|Cooperative Classification||C23C16/442, Y10S118/05, B01J13/04, Y02E30/38, G21C3/626|
|European Classification||C23C16/442, B01J13/04, G21C3/62J|
|Nov 15, 1982||AS||Assignment|
Owner name: GA TECHNOLOGIES INC 10955 JOHN JAY HOPKINS DR. P.
Free format text: ASSIGNS ENTIRE INTEREST. SUBJECT TO REORGANIZATION AGREEMENT DATED JUNE 14, 1982;ASSIGNOR:GENERAL ATOMIC COMPANY;REEL/FRAME:004081/0313
Effective date: 19821029
|Jul 11, 1988||AS||Assignment|

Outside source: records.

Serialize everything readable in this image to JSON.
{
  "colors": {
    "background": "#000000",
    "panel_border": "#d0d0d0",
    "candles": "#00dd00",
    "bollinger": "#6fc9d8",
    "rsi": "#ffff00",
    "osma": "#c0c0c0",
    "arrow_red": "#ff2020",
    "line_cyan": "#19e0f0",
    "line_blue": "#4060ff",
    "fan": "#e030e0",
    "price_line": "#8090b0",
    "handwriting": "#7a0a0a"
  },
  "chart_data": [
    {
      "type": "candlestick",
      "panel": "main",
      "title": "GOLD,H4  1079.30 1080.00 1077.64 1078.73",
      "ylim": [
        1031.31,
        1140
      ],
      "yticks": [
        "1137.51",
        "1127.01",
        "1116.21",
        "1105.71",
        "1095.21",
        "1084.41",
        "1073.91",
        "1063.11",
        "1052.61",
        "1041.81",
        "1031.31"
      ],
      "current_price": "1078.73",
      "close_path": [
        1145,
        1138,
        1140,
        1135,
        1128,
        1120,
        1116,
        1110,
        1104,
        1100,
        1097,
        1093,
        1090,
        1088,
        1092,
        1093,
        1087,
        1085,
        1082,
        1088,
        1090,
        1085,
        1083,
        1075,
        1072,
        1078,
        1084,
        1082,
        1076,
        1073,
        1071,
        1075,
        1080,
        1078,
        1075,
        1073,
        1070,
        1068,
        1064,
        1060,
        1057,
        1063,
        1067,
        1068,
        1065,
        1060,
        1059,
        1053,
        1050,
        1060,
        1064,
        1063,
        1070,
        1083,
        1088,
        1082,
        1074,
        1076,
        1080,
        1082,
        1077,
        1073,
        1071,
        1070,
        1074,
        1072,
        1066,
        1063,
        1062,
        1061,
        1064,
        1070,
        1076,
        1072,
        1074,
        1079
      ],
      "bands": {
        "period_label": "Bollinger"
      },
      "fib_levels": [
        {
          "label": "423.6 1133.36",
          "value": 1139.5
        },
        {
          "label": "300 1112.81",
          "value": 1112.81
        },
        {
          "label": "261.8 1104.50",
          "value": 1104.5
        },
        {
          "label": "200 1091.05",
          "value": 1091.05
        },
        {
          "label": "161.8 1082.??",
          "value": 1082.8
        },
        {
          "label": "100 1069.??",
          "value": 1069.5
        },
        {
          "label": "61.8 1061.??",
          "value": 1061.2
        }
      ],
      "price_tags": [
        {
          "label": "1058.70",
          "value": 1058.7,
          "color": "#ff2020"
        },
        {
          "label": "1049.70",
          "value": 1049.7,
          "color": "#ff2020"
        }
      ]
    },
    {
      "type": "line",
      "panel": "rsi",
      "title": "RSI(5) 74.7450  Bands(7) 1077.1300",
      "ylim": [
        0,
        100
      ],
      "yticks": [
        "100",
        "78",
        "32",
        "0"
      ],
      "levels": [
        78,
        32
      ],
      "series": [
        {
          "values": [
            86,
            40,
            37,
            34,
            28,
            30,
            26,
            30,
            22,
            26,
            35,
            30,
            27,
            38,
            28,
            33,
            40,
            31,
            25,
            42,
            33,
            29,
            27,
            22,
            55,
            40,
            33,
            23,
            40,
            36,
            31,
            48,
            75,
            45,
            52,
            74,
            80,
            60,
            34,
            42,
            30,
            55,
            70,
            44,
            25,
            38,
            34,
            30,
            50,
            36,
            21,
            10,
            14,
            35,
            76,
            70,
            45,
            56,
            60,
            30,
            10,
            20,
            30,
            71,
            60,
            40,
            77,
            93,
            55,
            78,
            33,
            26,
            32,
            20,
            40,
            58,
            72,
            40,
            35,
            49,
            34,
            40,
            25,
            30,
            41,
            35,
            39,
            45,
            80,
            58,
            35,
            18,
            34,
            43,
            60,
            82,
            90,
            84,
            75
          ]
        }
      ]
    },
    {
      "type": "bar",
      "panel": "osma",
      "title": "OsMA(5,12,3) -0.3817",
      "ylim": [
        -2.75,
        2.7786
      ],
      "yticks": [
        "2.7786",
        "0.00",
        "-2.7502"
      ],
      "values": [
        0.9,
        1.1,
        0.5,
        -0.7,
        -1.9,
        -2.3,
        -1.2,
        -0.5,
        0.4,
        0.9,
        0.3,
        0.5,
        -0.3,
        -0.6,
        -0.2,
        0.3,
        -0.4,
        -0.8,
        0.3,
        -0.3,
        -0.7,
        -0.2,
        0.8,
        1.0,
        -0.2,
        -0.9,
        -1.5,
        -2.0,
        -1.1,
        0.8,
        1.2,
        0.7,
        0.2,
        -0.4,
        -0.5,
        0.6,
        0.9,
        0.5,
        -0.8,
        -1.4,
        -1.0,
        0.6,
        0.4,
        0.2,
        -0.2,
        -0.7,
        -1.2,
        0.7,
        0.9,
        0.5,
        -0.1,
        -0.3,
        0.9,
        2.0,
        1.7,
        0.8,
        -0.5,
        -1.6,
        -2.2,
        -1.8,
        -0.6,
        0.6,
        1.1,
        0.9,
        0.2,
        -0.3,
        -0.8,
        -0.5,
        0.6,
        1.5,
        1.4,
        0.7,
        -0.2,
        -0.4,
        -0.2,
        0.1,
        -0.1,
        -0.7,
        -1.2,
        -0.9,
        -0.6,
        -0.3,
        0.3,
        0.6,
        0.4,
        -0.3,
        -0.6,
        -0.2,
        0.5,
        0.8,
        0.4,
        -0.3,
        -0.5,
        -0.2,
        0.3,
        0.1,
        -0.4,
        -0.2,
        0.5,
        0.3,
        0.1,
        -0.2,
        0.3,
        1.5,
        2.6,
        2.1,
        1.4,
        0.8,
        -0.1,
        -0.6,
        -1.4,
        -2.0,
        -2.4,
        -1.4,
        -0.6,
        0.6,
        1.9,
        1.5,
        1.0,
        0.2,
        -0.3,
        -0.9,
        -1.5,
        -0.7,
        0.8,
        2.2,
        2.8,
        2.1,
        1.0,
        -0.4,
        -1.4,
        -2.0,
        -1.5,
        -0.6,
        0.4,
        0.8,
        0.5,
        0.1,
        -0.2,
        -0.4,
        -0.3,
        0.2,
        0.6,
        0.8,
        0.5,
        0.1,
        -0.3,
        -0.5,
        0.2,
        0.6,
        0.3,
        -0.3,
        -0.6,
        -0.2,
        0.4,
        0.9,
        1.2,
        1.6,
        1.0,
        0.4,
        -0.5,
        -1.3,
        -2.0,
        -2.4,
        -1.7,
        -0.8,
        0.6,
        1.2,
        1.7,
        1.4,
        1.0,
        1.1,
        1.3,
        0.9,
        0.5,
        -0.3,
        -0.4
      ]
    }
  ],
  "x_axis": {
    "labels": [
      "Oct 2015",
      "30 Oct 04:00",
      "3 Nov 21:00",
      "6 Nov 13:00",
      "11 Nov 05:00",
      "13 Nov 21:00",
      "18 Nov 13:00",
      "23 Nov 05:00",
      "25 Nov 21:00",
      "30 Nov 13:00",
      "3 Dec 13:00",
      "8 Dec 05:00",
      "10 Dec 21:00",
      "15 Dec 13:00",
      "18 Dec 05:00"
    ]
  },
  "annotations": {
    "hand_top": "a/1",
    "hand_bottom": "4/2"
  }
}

Owner name: GENERAL ATOMICS
Free format text: CHANGE OF NAME;ASSIGNOR:GA TECHNOLOGIES, INC.,;REEL/FRAME:004914/0588
Effective date: 19880201